For over three decades I have been entertaining people, and have never given much thought to the volunteer assigned to help me while I’m entertaining. Yes, it is great to have somebody stand at the end of the line to assist in closing the line, but other than that, I never much thought about it. Until this past weekend, when my view of volunteers changed.
As I entered the event with my contact, we passed a group of high school students working the event in exchange for community service time, which is needed at most schools for the kids to graduate nowadays.
I was asked, “Which one do you want?” I looked and saw a boy, about 16, with a big smile on his face and I said, “he’ll do”. Now, I have had my share of high school volunteers, and most are little to no help, but this guy, Ellis, was the best of the best.
I explained to Ellis that the job was not difficult, until the end when we have to close the line down. Ellis was a National Honor Roll candidate and has already exceeded his community service requirement by some 46 hours.
At this event, I want some pictures, so I handed Ellis my camera. As one mother pointed out, I should have given him my cell phone, as he could probably work that faster. Nevertheless, in minutes, Ellis was snapping pictures; in fact, he was taking video recordings, and posing people to get better shots. I think he learned quickly that kids do not hold still very long for pictures.
After several pictures Ellis wants to know if he should pass out business cards to the parents waiting in line. “WOW”, here is a kid who has business savvy, I thought. “Yes, please.” I gave Ellis 100 cards and he not only passed those out, but requested more.
When the day was done, Ellis and I parted. I praised Ellis and his work ethic to all who would listen, because he was the best volunteer I had ever had in 30+ years of entertaining. However, my experience with Ellis has taught me a lesson… I should use volunteers better to my advantage.
Eight duties I am going to request of my volunteers in the future.
- Line control – the key reason they are assigned is to help shut down the line.
- Distribute business cards to parents – the best way to acquire new clients.

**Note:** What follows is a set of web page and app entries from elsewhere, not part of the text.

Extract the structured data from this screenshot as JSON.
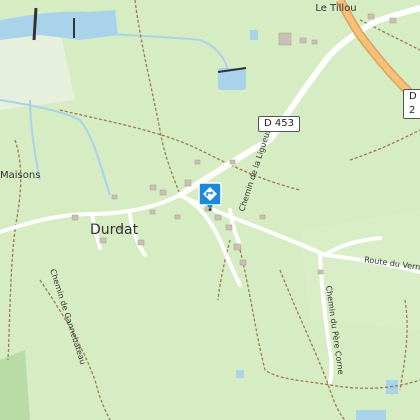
{
  "map": {
    "places": {
      "le_tillou": "Le Tillou",
      "durdat": "Durdat",
      "maisons": "Maisons"
    },
    "roads": {
      "d453": "D 453",
      "d2_partial": "D 2"
    },
    "paths": {
      "chemin_de_la_ligueuse": "Chemin de la Ligueuse",
      "chemin_de_gannebateau": "Chemin de Gannebateau",
      "chemin_du_pere_corne": "Chemin du Père Corne",
      "route_du_vernet": "Route du Vernet"
    },
    "marker_icon": "directions-icon",
    "colors": {
      "land": "#d6ecc2",
      "field": "#e4f2d4",
      "water": "#a9d3ea",
      "road": "#ffffff",
      "major_road": "#f6c277",
      "path": "#a07a4e",
      "marker": "#1b8ad8"
    }
  }
}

- Photographer/Videographer – Kids nowadays take 1,000’s of pics – all we need is one or two good ones.
- Answer questions – Many times people in line have a question. It’s better to assist early rather than late.
- Errand boy – There are times you need water, food, or supplies. Ask the volunteer to get what you need.
- Setup and breakdown – Having extra eyes to ensure things are not lost, stolen or left behind will help tremendously.
- Secondary support – When problems do occur, having extra eyes, ears, and a second opinion helps when conflict erupts and the client wants to know what occurred.
- Intelligence gathering – Sometimes at an event you see a company who you may want to know more about or would like to do business with, but you’re too busy entertaining to check it out. Ask the volunteer to grab a business card, or to pass on your business card to said business.